→ **What to produce**:
Copy out the entries that follow, unchanged.

BEGIN

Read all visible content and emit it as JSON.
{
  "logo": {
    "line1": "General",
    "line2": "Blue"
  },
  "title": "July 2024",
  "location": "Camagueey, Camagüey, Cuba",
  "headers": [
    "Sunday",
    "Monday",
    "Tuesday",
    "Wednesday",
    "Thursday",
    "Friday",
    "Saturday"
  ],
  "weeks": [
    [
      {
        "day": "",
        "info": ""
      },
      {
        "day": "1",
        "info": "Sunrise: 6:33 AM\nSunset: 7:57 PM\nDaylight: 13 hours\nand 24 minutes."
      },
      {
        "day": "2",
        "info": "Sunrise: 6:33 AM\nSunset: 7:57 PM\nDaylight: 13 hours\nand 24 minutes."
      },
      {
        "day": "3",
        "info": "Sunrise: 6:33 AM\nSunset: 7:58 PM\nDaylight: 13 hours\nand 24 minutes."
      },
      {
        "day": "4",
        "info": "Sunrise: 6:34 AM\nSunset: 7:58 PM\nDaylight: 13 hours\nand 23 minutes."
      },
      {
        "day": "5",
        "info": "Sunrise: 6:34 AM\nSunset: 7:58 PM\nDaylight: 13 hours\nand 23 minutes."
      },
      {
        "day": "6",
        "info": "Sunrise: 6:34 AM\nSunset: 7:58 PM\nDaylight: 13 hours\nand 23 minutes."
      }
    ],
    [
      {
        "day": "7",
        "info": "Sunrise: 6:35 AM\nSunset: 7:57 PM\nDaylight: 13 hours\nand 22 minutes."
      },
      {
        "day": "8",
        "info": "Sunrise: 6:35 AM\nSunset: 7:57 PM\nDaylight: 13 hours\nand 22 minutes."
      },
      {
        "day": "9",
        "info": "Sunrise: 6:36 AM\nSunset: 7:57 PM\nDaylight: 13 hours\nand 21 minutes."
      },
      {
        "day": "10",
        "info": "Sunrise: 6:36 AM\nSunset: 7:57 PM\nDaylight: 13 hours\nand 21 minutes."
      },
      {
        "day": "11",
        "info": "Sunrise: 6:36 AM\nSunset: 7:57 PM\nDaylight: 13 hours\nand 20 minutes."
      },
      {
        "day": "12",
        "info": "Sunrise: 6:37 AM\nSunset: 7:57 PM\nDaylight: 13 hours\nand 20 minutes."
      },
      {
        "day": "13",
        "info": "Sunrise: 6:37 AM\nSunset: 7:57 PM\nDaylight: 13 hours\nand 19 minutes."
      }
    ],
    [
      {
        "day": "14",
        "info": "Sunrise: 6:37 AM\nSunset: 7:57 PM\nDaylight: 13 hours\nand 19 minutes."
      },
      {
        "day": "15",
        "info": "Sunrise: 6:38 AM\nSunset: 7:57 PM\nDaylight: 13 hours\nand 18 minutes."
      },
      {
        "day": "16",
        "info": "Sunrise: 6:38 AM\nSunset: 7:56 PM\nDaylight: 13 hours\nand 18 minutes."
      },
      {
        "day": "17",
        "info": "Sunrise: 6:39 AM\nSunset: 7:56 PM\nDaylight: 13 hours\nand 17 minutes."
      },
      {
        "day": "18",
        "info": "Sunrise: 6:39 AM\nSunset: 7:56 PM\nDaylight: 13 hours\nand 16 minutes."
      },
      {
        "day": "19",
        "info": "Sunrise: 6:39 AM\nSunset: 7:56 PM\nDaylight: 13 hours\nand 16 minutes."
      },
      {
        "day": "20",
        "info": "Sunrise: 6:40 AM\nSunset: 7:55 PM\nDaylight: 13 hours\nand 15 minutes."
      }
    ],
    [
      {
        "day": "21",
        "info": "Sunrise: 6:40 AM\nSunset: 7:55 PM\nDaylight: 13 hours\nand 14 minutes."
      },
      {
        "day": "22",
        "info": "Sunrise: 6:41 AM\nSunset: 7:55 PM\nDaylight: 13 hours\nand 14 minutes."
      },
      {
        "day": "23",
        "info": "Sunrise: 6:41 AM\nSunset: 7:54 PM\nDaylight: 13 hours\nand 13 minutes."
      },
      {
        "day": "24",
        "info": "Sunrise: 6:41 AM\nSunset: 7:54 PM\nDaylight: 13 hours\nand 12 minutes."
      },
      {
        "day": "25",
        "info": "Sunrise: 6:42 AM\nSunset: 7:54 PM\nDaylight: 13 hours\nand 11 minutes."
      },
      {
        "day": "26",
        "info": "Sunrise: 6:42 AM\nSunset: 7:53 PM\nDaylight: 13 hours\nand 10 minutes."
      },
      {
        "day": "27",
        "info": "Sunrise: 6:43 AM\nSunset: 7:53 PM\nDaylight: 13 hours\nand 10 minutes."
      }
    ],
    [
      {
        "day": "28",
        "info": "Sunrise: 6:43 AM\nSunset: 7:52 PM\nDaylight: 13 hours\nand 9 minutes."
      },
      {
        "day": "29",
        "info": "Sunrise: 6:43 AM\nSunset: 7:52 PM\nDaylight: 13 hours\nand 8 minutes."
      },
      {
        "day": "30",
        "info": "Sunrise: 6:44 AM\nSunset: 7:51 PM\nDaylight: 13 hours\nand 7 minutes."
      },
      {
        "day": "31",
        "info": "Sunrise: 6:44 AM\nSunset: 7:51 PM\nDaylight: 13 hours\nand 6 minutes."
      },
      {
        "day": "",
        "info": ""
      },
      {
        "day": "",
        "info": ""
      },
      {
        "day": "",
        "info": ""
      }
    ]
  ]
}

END

→ **Exercise solution**:
Read all visible content and emit it as JSON.
{
  "logo": {
    "line1": "General",
    "line2": "Blue"
  },
  "title": "July 2024",
  "location": "Camagueey, Camagüey, Cuba",
  "headers": [
    "Sunday",
    "Monday",
    "Tuesday",
    "Wednesday",
    "Thursday",
    "Friday",
    "Saturday"
  ],
  "weeks": [
    [
      {
        "day": "",
        "info": ""
      },
      {
        "day": "1",
        "info": "Sunrise: 6:33 AM\nSunset: 7:57 PM\nDaylight: 13 hours\nand 24 minutes."
      },
      {
        "day": "2",
        "info": "Sunrise: 6:33 AM\nSunset: 7:57 PM\nDaylight: 13 hours\nand 24 minutes."
      },
      {
        "day": "3",
        "info": "Sunrise: 6:33 AM\nSunset: 7:58 PM\nDaylight: 13 hours\nand 24 minutes."
      },
      {
        "day": "4",
        "info": "Sunrise: 6:34 AM\nSunset: 7:58 PM\nDaylight: 13 hours\nand 23 minutes."
      },
      {
        "day": "5",
        "info": "Sunrise: 6:34 AM\nSunset: 7:58 PM\nDaylight: 13 hours\nand 23 minutes."
      },
      {
        "day": "6",
        "info": "Sunrise: 6:34 AM\nSunset: 7:58 PM\nDaylight: 13 hours\nand 23 minutes."
      }
    ],
    [
      {
        "day": "7",
        "info": "Sunrise: 6:35 AM\nSunset: 7:57 PM\nDaylight: 13 hours\nand 22 minutes."
      },
      {
        "day": "8",
        "info": "Sunrise: 6:35 AM\nSunset: 7:57 PM\nDaylight: 13 hours\nand 22 minutes."
      },
      {
        "day": "9",
        "info": "Sunrise: 6:36 AM\nSunset: 7:57 PM\nDaylight: 13 hours\nand 21 minutes."
      },
      {
        "day": "10",
        "info": "Sunrise: 6:36 AM\nSunset: 7:57 PM\nDaylight: 13 hours\nand 21 minutes."
      },
      {
        "day": "11",
        "info": "Sunrise: 6:36 AM\nSunset: 7:57 PM\nDaylight: 13 hours\nand 20 minutes."
      },
      {
        "day": "12",
        "info": "Sunrise: 6:37 AM\nSunset: 7:57 PM\nDaylight: 13 hours\nand 20 minutes."
      },
      {
        "day": "13",
        "info": "Sunrise: 6:37 AM\nSunset: 7:57 PM\nDaylight: 13 hours\nand 19 minutes."
      }
    ],
    [
      {
        "day": "14",
        "info": "Sunrise: 6:37 AM\nSunset: 7:57 PM\nDaylight: 13 hours\nand 19 minutes."
      },
      {
        "day": "15",
        "info": "Sunrise: 6:38 AM\nSunset: 7:57 PM\nDaylight: 13 hours\nand 18 minutes."
      },
      {
        "day": "16",
        "info": "Sunrise: 6:38 AM\nSunset: 7:56 PM\nDaylight: 13 hours\nand 18 minutes."
      },
      {
        "day": "17",
        "info": "Sunrise: 6:39 AM\nSunset: 7:56 PM\nDaylight: 13 hours\nand 17 minutes."
      },
      {
        "day": "18",
        "info": "Sunrise: 6:39 AM\nSunset: 7:56 PM\nDaylight: 13 hours\nand 16 minutes."
      },
      {
        "day": "19",
        "info": "Sunrise: 6:39 AM\nSunset: 7:56 PM\nDaylight: 13 hours\nand 16 minutes."
      },
      {
        "day": "20",
        "info": "Sunrise: 6:40 AM\nSunset: 7:55 PM\nDaylight: 13 hours\nand 15 minutes."
      }
    ],
    [
      {
        "day": "21",
        "info": "Sunrise: 6:40 AM\nSunset: 7:55 PM\nDaylight: 13 hours\nand 14 minutes."
      },
      {
        "day": "22",
        "info": "Sunrise: 6:41 AM\nSunset: 7:55 PM\nDaylight: 13 hours\nand 14 minutes."
      },
      {
        "day": "23",
        "info": "Sunrise: 6:41 AM\nSunset: 7:54 PM\nDaylight: 13 hours\nand 13 minutes."
      },
      {
        "day": "24",
        "info": "Sunrise: 6:41 AM\nSunset: 7:54 PM\nDaylight: 13 hours\nand 12 minutes."
      },
      {
        "day": "25",
        "info": "Sunrise: 6:42 AM\nSunset: 7:54 PM\nDaylight: 13 hours\nand 11 minutes."
      },
      {
        "day": "26",
        "info": "Sunrise: 6:42 AM\nSunset: 7:53 PM\nDaylight: 13 hours\nand 10 minutes."
      },
      {
        "day": "27",
        "info": "Sunrise: 6:43 AM\nSunset: 7:53 PM\nDaylight: 13 hours\nand 10 minutes."
      }
    ],
    [
      {
        "day": "28",
        "info": "Sunrise: 6:43 AM\nSunset: 7:52 PM\nDaylight: 13 hours\nand 9 minutes."
      },
      {
        "day": "29",
        "info": "Sunrise: 6:43 AM\nSunset: 7:52 PM\nDaylight: 13 hours\nand 8 minutes."
      },
      {
        "day": "30",
        "info": "Sunrise: 6:44 AM\nSunset: 7:51 PM\nDaylight: 13 hours\nand 7 minutes."
      },
      {
        "day": "31",
        "info": "Sunrise: 6:44 AM\nSunset: 7:51 PM\nDaylight: 13 hours\nand 6 minutes."
      },
      {
        "day": "",
        "info": ""
      },
      {
        "day": "",
        "info": ""
      },
      {
        "day": "",
        "info": ""
      }
    ]
  ]
}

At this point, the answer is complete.